Grogan's late husband worked with Dianne Lagana, chairwoman of the physical education department at the school, to set up the program and to get the school its first AED.

"Most schools in Santa Clara County don't have AEDs; they just don't have them, and very few do any CPR training," Grogan says. "In other states, every school in the state has them."

The cost of an AED is between $1,500 and $2,500, depending on accessories, Grogan says.

Her group is willing to help PTAs raise money and will provide instructors for any school that buys one.

For more information, visit .

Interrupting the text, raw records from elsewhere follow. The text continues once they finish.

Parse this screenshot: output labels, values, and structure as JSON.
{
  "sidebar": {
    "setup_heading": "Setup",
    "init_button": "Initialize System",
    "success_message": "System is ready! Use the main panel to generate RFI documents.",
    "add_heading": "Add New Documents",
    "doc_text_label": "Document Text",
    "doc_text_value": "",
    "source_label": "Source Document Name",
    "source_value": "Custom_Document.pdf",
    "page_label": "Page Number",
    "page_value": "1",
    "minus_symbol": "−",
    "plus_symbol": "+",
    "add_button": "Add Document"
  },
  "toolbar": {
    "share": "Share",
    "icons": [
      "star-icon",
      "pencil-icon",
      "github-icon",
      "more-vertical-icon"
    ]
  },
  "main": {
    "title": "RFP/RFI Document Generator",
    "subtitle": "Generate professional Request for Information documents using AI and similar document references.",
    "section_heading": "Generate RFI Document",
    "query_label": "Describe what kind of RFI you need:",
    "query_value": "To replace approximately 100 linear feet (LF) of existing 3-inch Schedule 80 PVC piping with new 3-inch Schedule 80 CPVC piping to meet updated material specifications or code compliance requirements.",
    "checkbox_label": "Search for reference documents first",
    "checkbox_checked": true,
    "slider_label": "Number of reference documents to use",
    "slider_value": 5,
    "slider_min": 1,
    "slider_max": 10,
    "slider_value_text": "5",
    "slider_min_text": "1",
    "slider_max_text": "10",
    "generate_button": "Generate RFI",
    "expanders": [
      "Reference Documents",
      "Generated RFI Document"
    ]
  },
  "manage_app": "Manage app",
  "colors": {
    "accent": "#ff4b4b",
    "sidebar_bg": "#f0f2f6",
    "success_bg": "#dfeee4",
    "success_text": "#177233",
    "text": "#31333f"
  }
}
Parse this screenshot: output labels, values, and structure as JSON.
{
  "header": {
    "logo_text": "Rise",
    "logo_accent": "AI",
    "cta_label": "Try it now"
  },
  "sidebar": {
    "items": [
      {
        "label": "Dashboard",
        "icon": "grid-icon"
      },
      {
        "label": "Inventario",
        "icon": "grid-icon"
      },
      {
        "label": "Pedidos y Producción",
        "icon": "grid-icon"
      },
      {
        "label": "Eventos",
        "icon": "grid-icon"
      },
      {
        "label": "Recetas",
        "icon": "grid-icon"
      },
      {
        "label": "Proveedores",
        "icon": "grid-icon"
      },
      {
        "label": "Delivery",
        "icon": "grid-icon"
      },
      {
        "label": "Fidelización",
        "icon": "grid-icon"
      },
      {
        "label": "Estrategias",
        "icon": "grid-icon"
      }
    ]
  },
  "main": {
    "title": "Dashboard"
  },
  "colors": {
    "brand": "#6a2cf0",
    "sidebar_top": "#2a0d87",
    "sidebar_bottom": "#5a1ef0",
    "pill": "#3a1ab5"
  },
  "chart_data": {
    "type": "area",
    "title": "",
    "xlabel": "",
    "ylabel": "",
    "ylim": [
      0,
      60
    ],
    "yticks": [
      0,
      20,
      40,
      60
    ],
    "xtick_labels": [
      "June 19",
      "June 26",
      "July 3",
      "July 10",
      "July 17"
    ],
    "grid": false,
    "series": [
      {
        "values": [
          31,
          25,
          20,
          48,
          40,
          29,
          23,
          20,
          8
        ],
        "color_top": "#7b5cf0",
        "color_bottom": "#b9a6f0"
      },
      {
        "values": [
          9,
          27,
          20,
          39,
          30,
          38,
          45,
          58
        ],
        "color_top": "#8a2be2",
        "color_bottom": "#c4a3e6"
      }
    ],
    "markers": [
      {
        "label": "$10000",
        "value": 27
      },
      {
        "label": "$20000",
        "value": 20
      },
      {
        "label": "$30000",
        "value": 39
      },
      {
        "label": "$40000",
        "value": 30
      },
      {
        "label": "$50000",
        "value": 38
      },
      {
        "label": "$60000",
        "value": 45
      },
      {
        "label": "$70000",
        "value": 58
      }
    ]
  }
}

Donations can be sent to the Jack Grogan Memorial AED Fund, Sudden Cardiac Arrest Association, 1250 Connecticut Ave., NW, Suite 800, Washington, DC, 20036.

Copyright © 2013 LexisNexis, a division of Reed Elsevier Inc. All rights reserved. Terms and Conditions | Privacy Policy

Connect: Have a thought or feedback about this? Add your comment now
Related Topics: News, Sudden Cardiac Arrest Foundation, AED

What's Your Take? Comment Now ...

Buyer's Guide Featured Companies

Featured Careers & Jobs in EMS

Get JEMS in Your Inbox


Fire EMS Blogs

Blogger Browser

Today's Featured Posts


EMS Airway Clinic

Improving Survival from Cardiac Arrest Using ACD-CPR + ITD

Using active compression-decompression CPR with an ITD has been shown to improve 1-year survival from cardiac arrest by 33%.
More >

Multimedia Thumb

California Firefighters save Man on Flight

Patient was conscious and talking when United flight landed.
Watch It >

Multimedia Thumb

Over Half of Seattle Fire Stations Test Positive for MRSA

Surprisingly high results come from test kits based on earlier study.
Watch It >

Multimedia Thumb

AMR Crew Rescues Mississippi Driver from Fiery Crash

Rescue during crash in Jackson is caught on video.
Watch It >

Multimedia Thumb

Hands On February 2015

Here’s a look at this month’s product hands on.
More >

Multimedia Thumb

Nightwatch Series Premiere Party

JEMS Editor-in-Chief A.J. Heightman attends the series premiere of A&E's new reality show, "Nightwatch."
More >

Multimedia Thumb

Ottawa Chemical Investigation

Chemicals and suspicious package are probed at two locations
More >

Multimedia Thumb

The AmbuBus®, Bus Stretcher Conversion Kit - EMS Today 2013

AmbuBus®, Bus Stretcher all-hazards preparedness & response tool
Watch It >

Multimedia Thumb

Field Bridge Xpress ePCR on iPad, Android, Kindle Fire

Sneak peek of customizable run forms & more.
Watch It >

Multimedia Thumb

VividTrac offered by Vivid Medical - EMS Today 2013

VividTrac, affordable high performance video intubation device.
Watch It >

More Product Videos >